Data items

┄┄┄┄┄┄┄┄┄┄

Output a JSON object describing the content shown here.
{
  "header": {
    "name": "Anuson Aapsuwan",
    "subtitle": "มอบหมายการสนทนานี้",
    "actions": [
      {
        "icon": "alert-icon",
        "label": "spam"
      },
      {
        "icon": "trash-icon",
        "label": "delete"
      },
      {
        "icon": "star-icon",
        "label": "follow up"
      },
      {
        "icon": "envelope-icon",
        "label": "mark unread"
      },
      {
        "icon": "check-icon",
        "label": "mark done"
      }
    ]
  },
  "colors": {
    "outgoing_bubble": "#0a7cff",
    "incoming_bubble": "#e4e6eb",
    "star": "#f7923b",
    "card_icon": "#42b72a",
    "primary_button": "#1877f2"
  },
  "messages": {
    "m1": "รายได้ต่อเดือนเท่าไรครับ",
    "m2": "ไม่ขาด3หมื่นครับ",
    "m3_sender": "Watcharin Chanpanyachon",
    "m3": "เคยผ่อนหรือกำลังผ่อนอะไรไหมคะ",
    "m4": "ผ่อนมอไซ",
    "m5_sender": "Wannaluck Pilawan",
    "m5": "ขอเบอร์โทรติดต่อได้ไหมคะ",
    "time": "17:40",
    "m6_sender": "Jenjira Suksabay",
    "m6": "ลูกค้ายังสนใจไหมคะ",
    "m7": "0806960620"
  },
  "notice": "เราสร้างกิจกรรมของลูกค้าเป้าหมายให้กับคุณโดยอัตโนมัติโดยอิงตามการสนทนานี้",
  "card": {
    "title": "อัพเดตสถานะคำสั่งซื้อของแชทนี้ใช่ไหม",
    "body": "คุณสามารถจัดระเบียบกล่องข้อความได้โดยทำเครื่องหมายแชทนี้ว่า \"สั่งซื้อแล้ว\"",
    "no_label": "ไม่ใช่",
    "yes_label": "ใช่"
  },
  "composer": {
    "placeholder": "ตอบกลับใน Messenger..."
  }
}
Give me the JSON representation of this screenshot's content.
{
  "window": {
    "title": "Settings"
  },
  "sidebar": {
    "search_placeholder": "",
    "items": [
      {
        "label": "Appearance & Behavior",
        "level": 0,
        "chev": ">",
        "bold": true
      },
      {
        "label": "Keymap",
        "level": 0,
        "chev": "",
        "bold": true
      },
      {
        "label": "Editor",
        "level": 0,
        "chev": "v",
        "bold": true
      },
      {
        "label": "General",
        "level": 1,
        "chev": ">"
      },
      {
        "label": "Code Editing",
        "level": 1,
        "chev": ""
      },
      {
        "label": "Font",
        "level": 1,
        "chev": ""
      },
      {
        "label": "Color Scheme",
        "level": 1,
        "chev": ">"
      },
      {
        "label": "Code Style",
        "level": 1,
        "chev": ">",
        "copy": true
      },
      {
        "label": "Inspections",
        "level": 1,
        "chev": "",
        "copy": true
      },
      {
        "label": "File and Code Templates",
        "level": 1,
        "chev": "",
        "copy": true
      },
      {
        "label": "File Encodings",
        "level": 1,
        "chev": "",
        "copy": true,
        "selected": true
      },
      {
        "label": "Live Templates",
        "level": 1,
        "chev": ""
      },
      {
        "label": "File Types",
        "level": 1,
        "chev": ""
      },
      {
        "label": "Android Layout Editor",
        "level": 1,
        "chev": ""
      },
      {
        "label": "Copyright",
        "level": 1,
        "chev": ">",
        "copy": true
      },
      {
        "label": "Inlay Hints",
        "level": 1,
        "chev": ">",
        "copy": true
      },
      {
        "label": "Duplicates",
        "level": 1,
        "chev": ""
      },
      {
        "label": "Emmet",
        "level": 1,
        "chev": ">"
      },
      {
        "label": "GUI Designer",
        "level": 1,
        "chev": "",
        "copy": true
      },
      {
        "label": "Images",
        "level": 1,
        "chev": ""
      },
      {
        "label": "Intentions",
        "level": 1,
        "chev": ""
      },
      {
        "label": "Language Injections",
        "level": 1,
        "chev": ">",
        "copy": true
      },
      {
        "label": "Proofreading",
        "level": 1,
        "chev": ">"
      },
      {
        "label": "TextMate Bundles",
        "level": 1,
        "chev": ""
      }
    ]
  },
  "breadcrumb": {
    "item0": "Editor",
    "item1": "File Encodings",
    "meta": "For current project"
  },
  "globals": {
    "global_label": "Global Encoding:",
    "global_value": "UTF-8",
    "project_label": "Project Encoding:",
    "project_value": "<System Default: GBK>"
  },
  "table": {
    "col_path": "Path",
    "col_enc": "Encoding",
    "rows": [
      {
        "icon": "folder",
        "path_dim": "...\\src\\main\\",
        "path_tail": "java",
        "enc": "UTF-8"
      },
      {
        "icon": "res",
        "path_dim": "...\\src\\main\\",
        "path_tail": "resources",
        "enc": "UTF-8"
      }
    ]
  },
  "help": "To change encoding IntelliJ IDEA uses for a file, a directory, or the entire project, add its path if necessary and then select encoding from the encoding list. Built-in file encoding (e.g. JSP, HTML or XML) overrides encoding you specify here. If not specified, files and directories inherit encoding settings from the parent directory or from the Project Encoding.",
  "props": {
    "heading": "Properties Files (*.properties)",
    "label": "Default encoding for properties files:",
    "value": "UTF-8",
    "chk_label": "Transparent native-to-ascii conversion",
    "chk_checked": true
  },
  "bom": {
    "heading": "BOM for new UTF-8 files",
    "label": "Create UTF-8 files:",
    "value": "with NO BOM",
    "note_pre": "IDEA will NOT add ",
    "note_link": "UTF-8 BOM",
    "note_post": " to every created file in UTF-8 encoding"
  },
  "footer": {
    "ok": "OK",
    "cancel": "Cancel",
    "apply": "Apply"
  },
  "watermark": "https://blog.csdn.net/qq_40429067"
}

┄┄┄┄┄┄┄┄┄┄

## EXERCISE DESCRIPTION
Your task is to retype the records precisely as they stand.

## RESULT OF THIS TASK
Output a JSON object describing the content shown here.
{
  "header": {
    "name": "Anuson Aapsuwan",
    "subtitle": "มอบหมายการสนทนานี้",
    "actions": [
      {
        "icon": "alert-icon",
        "label": "spam"
      },
      {
        "icon": "trash-icon",
        "label": "delete"
      },
      {
        "icon": "star-icon",
        "label": "follow up"
      },
      {
        "icon": "envelope-icon",
        "label": "mark unread"
      },
      {
        "icon": "check-icon",
        "label": "mark done"
      }
    ]
  },
  "colors": {
    "outgoing_bubble": "#0a7cff",
    "incoming_bubble": "#e4e6eb",
    "star": "#f7923b",
    "card_icon": "#42b72a",
    "primary_button": "#1877f2"
  },
  "messages": {
    "m1": "รายได้ต่อเดือนเท่าไรครับ",
    "m2": "ไม่ขาด3หมื่นครับ",
    "m3_sender": "Watcharin Chanpanyachon",
    "m3": "เคยผ่อนหรือกำลังผ่อนอะไรไหมคะ",
    "m4": "ผ่อนมอไซ",
    "m5_sender": "Wannaluck Pilawan",
    "m5": "ขอเบอร์โทรติดต่อได้ไหมคะ",
    "time": "17:40",
    "m6_sender": "Jenjira Suksabay",
    "m6": "ลูกค้ายังสนใจไหมคะ",
    "m7": "0806960620"
  },
  "notice": "เราสร้างกิจกรรมของลูกค้าเป้าหมายให้กับคุณโดยอัตโนมัติโดยอิงตามการสนทนานี้",
  "card": {
    "title": "อัพเดตสถานะคำสั่งซื้อของแชทนี้ใช่ไหม",
    "body": "คุณสามารถจัดระเบียบกล่องข้อความได้โดยทำเครื่องหมายแชทนี้ว่า \"สั่งซื้อแล้ว\"",
    "no_label": "ไม่ใช่",
    "yes_label": "ใช่"
  },
  "composer": {
    "placeholder": "ตอบกลับใน Messenger..."
  }
}
Give me the JSON representation of this screenshot's content.
{
  "window": {
    "title": "Settings"
  },
  "sidebar": {
    "search_placeholder": "",
    "items": [
      {
        "label": "Appearance & Behavior",
        "level": 0,
        "chev": ">",
        "bold": true
      },
      {
        "label": "Keymap",
        "level": 0,
        "chev": "",
        "bold": true
      },
      {
        "label": "Editor",
        "level": 0,
        "chev": "v",
        "bold": true
      },
      {
        "label": "General",
        "level": 1,
        "chev": ">"
      },
      {
        "label": "Code Editing",
        "level": 1,
        "chev": ""
      },
      {
        "label": "Font",
        "level": 1,
        "chev": ""
      },
      {
        "label": "Color Scheme",
        "level": 1,
        "chev": ">"
      },
      {
        "label": "Code Style",
        "level": 1,
        "chev": ">",
        "copy": true
      },
      {
        "label": "Inspections",
        "level": 1,
        "chev": "",
        "copy": true
      },
      {
        "label": "File and Code Templates",
        "level": 1,
        "chev": "",
        "copy": true
      },
      {
        "label": "File Encodings",
        "level": 1,
        "chev": "",
        "copy": true,
        "selected": true
      },
      {
        "label": "Live Templates",
        "level": 1,
        "chev": ""
      },
      {
        "label": "File Types",
        "level": 1,
        "chev": ""
      },
      {
        "label": "Android Layout Editor",
        "level": 1,
        "chev": ""
      },
      {
        "label": "Copyright",
        "level": 1,
        "chev": ">",
        "copy": true
      },
      {
        "label": "Inlay Hints",
        "level": 1,
        "chev": ">",
        "copy": true
      },
      {
        "label": "Duplicates",
        "level": 1,
        "chev": ""
      },
      {
        "label": "Emmet",
        "level": 1,
        "chev": ">"
      },
      {
        "label": "GUI Designer",
        "level": 1,
        "chev": "",
        "copy": true
      },
      {
        "label": "Images",
        "level": 1,
        "chev": ""
      },
      {
        "label": "Intentions",
        "level": 1,
        "chev": ""
      },
      {
        "label": "Language Injections",
        "level": 1,
        "chev": ">",
        "copy": true
      },
      {
        "label": "Proofreading",
        "level": 1,
        "chev": ">"
      },
      {
        "label": "TextMate Bundles",
        "level": 1,
        "chev": ""
      }
    ]
  },
  "breadcrumb": {
    "item0": "Editor",
    "item1": "File Encodings",
    "meta": "For current project"
  },
  "globals": {
    "global_label": "Global Encoding:",
    "global_value": "UTF-8",
    "project_label": "Project Encoding:",
    "project_value": "<System Default: GBK>"
  },
  "table": {
    "col_path": "Path",
    "col_enc": "Encoding",
    "rows": [
      {
        "icon": "folder",
        "path_dim": "...\\src\\main\\",
        "path_tail": "java",
        "enc": "UTF-8"
      },
      {
        "icon": "res",
        "path_dim": "...\\src\\main\\",
        "path_tail": "resources",
        "enc": "UTF-8"
      }
    ]
  },
  "help": "To change encoding IntelliJ IDEA uses for a file, a directory, or the entire project, add its path if necessary and then select encoding from the encoding list. Built-in file encoding (e.g. JSP, HTML or XML) overrides encoding you specify here. If not specified, files and directories inherit encoding settings from the parent directory or from the Project Encoding.",
  "props": {
    "heading": "Properties Files (*.properties)",
    "label": "Default encoding for properties files:",
    "value": "UTF-8",
    "chk_label": "Transparent native-to-ascii conversion",
    "chk_checked": true
  },
  "bom": {
    "heading": "BOM for new UTF-8 files",
    "label": "Create UTF-8 files:",
    "value": "with NO BOM",
    "note_pre": "IDEA will NOT add ",
    "note_link": "UTF-8 BOM",
    "note_post": " to every created file in UTF-8 encoding"
  },
  "footer": {
    "ok": "OK",
    "cancel": "Cancel",
    "apply": "Apply"
  },
  "watermark": "https://blog.csdn.net/qq_40429067"
}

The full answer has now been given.